I was reading an article this week which pointed out that the number one reason people don’t hire a financial advisor is because they are afraid of the costs. This surprised me simply because there are millions of people who are already paying fees to an advisor and if there wasn't any real value our industry simply wouldn't exist. So, I started thinking. Perhaps, these people just don’t see the value that a financial advisor actually brings to the table beyond managing their investments. Frankly, I don’t blame them, our industry evolved from brokers whose only focus was on selling investments. And one of the only tangible expressions of our services client’s actually receive is their account statements, the sole purpose of which is to show their investments and performance. In today’s world anyone can open a discount brokerage account on the internet and buy low-cost exchange traded funds similar to the ones we use in client portfolios. But that’s not where the real value is with working with an advisor. So, below I came up with a list of the benefits of a financial advisor. Consider it a Financial Advisor Value Proposition.
What a financial advisor does:
- Knowing which investments to purchase and in what combination so your portfolio fits your situation. This is what we call a “low-cost, tax-efficient, globally diversified portfolio.”

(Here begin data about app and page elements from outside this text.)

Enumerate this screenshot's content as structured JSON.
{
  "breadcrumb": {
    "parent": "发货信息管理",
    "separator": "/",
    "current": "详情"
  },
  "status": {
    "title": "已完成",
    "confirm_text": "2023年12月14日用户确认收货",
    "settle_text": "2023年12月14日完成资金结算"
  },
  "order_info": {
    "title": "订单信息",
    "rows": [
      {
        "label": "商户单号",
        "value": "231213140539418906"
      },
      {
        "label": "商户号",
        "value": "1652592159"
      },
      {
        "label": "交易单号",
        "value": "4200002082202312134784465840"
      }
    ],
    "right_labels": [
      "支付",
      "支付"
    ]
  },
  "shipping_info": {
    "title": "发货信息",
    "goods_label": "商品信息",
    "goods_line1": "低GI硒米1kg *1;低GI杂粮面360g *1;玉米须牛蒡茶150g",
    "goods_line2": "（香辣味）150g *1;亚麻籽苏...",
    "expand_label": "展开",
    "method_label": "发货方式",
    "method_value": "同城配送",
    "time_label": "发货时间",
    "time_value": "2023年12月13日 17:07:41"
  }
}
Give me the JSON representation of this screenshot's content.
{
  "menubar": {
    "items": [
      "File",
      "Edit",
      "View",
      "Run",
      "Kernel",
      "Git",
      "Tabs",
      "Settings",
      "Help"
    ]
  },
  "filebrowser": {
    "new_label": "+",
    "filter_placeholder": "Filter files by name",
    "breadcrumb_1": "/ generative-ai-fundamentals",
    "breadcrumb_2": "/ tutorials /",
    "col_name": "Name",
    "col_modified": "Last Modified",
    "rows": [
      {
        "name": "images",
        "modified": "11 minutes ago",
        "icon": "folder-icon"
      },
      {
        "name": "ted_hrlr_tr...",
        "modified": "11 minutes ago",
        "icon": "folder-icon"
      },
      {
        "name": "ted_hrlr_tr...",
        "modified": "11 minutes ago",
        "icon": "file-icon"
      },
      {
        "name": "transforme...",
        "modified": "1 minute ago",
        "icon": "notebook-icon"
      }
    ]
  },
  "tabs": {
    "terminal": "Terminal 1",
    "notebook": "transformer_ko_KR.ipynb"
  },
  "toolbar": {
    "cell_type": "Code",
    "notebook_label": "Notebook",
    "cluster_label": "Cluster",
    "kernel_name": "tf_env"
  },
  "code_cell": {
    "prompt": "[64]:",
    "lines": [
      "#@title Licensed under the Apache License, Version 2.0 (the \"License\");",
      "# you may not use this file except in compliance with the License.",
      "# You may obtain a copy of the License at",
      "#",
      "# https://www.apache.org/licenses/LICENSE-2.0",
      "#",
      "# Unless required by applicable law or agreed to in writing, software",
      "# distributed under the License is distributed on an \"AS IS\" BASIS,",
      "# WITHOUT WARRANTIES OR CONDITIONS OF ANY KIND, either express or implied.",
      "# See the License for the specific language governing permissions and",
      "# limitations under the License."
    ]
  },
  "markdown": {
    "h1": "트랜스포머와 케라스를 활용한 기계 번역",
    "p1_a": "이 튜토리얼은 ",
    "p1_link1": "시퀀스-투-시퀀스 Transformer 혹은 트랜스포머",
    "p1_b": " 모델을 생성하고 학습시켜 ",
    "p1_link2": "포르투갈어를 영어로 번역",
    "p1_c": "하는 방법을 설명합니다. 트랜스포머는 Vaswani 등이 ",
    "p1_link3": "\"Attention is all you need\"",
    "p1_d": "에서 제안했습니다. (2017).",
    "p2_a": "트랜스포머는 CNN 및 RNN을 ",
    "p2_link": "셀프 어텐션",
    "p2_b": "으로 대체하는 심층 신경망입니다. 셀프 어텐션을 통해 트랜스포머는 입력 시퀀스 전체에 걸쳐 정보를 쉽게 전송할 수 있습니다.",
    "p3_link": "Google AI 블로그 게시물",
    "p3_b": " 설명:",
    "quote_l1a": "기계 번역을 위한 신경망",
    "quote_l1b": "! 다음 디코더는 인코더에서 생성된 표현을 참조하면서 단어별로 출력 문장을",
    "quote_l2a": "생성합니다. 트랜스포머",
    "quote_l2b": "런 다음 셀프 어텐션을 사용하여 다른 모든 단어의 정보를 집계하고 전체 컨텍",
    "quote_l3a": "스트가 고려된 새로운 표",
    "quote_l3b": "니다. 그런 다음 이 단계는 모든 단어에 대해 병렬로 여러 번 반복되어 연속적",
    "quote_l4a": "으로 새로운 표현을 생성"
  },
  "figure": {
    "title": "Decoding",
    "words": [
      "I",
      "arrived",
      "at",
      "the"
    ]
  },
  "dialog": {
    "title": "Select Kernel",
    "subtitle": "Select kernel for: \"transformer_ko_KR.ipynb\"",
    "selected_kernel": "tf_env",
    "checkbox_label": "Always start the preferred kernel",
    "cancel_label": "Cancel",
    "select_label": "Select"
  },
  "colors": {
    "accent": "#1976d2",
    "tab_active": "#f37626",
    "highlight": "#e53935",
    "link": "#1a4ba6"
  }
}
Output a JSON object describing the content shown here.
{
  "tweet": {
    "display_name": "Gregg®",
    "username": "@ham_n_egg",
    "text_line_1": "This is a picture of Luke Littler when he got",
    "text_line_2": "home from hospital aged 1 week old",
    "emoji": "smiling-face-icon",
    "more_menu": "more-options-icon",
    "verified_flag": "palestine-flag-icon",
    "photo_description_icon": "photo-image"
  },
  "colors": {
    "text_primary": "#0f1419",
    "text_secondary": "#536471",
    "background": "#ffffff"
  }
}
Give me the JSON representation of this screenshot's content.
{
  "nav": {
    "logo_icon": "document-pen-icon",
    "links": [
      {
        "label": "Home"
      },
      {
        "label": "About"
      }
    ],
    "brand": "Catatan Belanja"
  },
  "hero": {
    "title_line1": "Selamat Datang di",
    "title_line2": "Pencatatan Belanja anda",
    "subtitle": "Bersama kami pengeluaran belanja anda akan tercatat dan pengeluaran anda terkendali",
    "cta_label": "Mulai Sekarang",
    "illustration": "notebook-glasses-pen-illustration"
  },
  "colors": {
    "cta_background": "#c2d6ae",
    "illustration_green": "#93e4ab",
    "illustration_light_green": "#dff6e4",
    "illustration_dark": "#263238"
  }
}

- Knowing which type of accounts to open and fund based on your situation. I.e. can you open a tax sheltered account? If so, which type; deductible, non-deductible, Roth, back-door Roth? How do you utilize your employer sponsored account (401k/403b/Pension)? Do you need a trust account? How do you title those assets? After you know which accounts you need, which ones do you fund and in what order. Or when retired, which accounts do you draw from first and when?
- Integrating tax planning and tax preparation with your investments and overall plan, employing tax-loss harvesting and asset location strategies as well as saving you money when filing your taxes.
- Knowing when and how to rebalance your accounts. Preserving the asset allocation designed specifically for your situation. How much do you let your accounts “drift” in order to keep costs down and also take advantage of momentum?
- Helping you analyze and determine the best course of action with Social Security, ultimately increasing your income during retirement.
- Knowing how much to save and finding creative ways to save more without sacrificing your lifestyle.
- Avoiding panic selling and euphoric buying (buying and selling at the wrong times).
- Knowing how much and what type of insurance you need and avoid over-paying for it (life, long-term care, umbrella liability and more).
- Knowing how to get the most from your employee work benefits (non-cash compensation can make up over 40% of your total compensation).
- Knowing the best way to save and pay for your children’s college education
- Reviewing and analyzing alternative investments such as real estate or starting a small business.
- Knowing how much house you can buy and then knowing the best way to set up your mortgage or analyzing your current mortgage to see if a refinance makes sense.
- Helping design your estate plan to protect you and your family, while you’re healthy, after you are no longer able to manage your affairs, and finally, after you pass away.
- Having the knowledge, expertise, and time to get all the above done not only once but on an ongoing basis. Each of these financial decisions need to be reevaluated as you, your spouse, your parents, and your children’s lives change and evolve. Health, job status, income, marital status, births, deaths, relationships, tax law changes and many other life events are all reasons to monitor and update your plan.
I’m sure I've missed a few of the benefits but the ones above probably strike you as highly valuable. Consumers don’t always think of them because our fees point directly to the value of their account. As a result most people think that the growth in account value is the only measure of value they receive. It's unfortunate but that’s the way the industry has trained consumers. So, how much is our advice really worth? It’s different in each case but I think it’s at least fair to say that the value extends far beyond the account statement.
If you are under the assumption you can’t afford an investment advisor, I’d argue you can’t afford to not have one. In fact, it’s easy to see how just one piece of advice can be worth 10 years of management fees.
If you want to see what we can do for you schedule a meeting or give us a call.